Cutting Wall Panels

A great benefit of our panel systems is the ease with which they can be cut. Cutting wall panels is simplicity itself but there some things that need to be taken into consideration.

Always follow the old carpentry rule: measure twice cut once. If slightly too large the panels can be easily trimmed either with a saw or even a stanley knife. Err on the side of caution when cutting as it is very easy to cut a little bit more off but impossible to add a bit more back on!

Make sure you cut on a stable, flat surface. Make sure the section being cut off is supported not for it to bend during the cutting process. Get someone to help you if you are cutting long sections to ensure they do not crease.

Bring the panels indoors and store them horizontally on a flat surface. The colder the panels are the more brittle the PVC becomes so keep them warm.

What Tools Are Needed?

The panels are easily cut with any fine toothed saw. You can use a tenon saw, handsaw or jigsaw.

Tenon Saw – A tenon saw will give an accurate cut and a neat finish. The panels cut very easily cut so a cheap tenon saw will do the job perfectly – there is no need to buy an expensive saw if you do not have one already in your tool box.

Handsaw – a handsaw can also be used for cutting wall panels providing the teeth are reasonably fine – coarse saw blades will tend to give a rougher finish and can chip the panels during the cut.

Jigsaw – jigsaws can be used but it is not easy to cut straight lines with these. Cover the metal plate with some masking tape to ensure it does not scratch the surface of the panels. Choose a fine toothed blade and turn the pendulum motion off (if you have the option). Jigsaw are ideal for cutting curved or detailed areas.  . The panels are more liable to chip using a jigsaw so for most cuts we would recommend a tenon saw,

Circular Saw – circular saws and chop saws are not ideal as the blades tend to be too coarse and result in chipped, rough edges.

Hole Saw – hole saws attached to a drill can be used for cutting circular apertures for light fittings, pipes etc.

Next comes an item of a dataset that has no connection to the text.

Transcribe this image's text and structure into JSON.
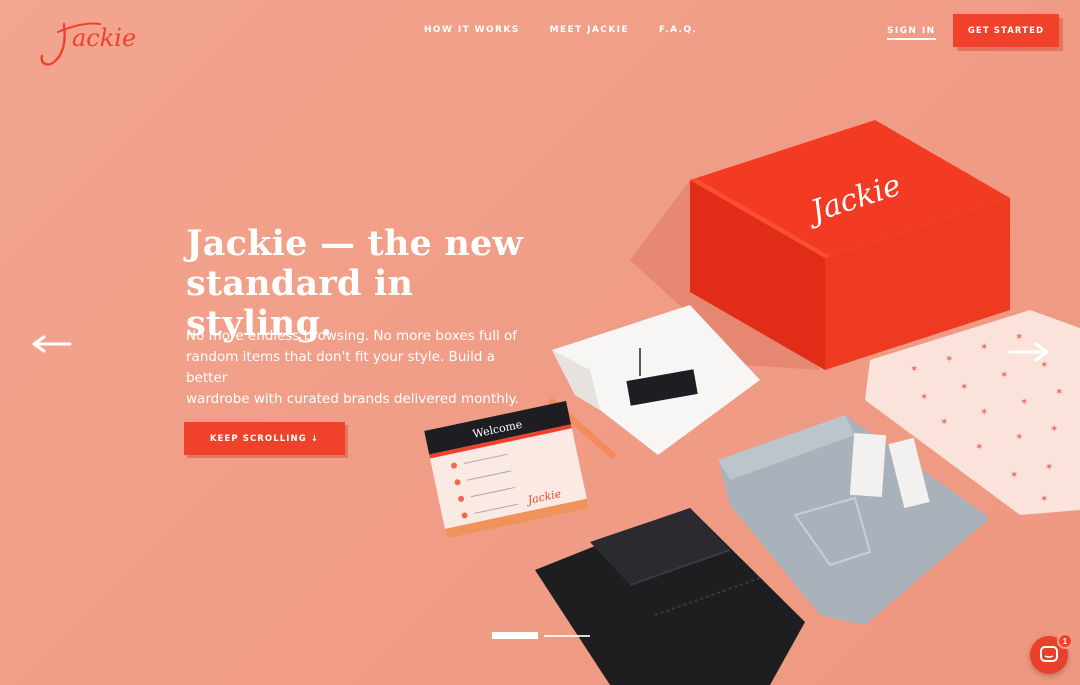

Make sure you have a large enough work area available when cutting panels preferably with a workbench or flat surface to ensure accurate cutting. Our large shower panels are very bulky and can be cumbersome to manoeuvre inside so take this into account when setting aside a work area.